An important roundtable discussion looking at gender-based violence (GBV) programmes in (post-) crisis settings was held at UN House in Brussels last week. This issue is of crucial importance for women’s rights organisations operating in parts of the developing world. It is also one the EU has been working tirelessly to address.
In the last decade, GVB has received recognition as a systematic and life-threatening problem in states torn apart by conflict or destroyed by natural disasters. The international community has been mobilising for more attention to be brought to this problem. It has also begun providing increasing amounts of funding to address women’s and girls’ needs in these contexts. Thanks to these efforts, the number of organisations carrying out GBV programmes has grown. So too has the body of standards, guidelines and research that have laid the foundations for action.
Despite this enormous progress, however, GBV remains a relatively new field. There is still confusion among many within the humanitarian community about what a comprehensive GBV programme should look like. Very often the various pieces of programming – be it health responses, economic initiatives, efforts to improve justice or community-based programming – are presented as separate and/or competing activities.
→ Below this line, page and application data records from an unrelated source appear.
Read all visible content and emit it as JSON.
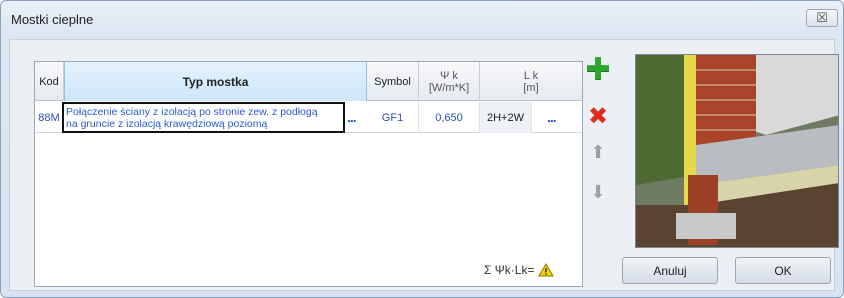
{
  "window": {
    "title": "Mostki cieplne",
    "close_label": "☒"
  },
  "grid": {
    "headers": {
      "kod": "Kod",
      "typ": "Typ mostka",
      "symbol": "Symbol",
      "psi_line1": "Ψ k",
      "psi_line2": "[W/m*K]",
      "l_line1": "L k",
      "l_line2": "[m]"
    },
    "rows": [
      {
        "kod": "88M",
        "typ_line1": "Połączenie ściany z izolacją po stronie zew. z podłogą",
        "typ_line2": "na gruncie z izolacją krawędziową poziomą",
        "symbol": "GF1",
        "psi": "0,650",
        "l": "2H+2W",
        "more": "..."
      }
    ]
  },
  "sidebar_icons": [
    "add-icon",
    "delete-icon",
    "arrow-up-icon",
    "arrow-down-icon"
  ],
  "summary": {
    "label": "Σ Ψk·Lk="
  },
  "buttons": {
    "cancel": "Anuluj",
    "ok": "OK"
  },
  "colors": {
    "add": "#2fa52f",
    "delete": "#e02a1b",
    "link_text": "#2b4fb3"
  }
}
Last week’s roundtable, organised by the Brussels Ad Hoc Working Group on Violence Against Women in Crisis, brought clarity to this issue by presenting the big picture of GBV programming. Amongst the panellists were Maha Muna, a Gender and GBV initiatives specialist from UNFPA; Luisa Cremonese, Senior Coordinator (Gender Equality) from UNHCR; Elisabeth Roesch, Women’s Protection and Empowerment Advoacy Officer at the IRC; and Rose Amulen, GBV Advisor for the Northern Ugandan Women Empowerment Programme.
They outlined the essential elements of a comprehensive response to GBV. They also discussed how humanitarian actors can work together to ensure holistic programming.
One of the big problems it seems to me is that many good policy declarations are not followed up by strong enforcement mechanisms. What’s more, in some states where coordinated efforts to tackle GBV are desperately needed, there has been a lack of international attention. The Côte d’Ivoire is a primary example. I will be using my position as a member of the Women’s Rights Committee to highlight these issues. I will also work with my Labour colleague on the Development Committee, Michael Cashman, to campaign for greater awareness.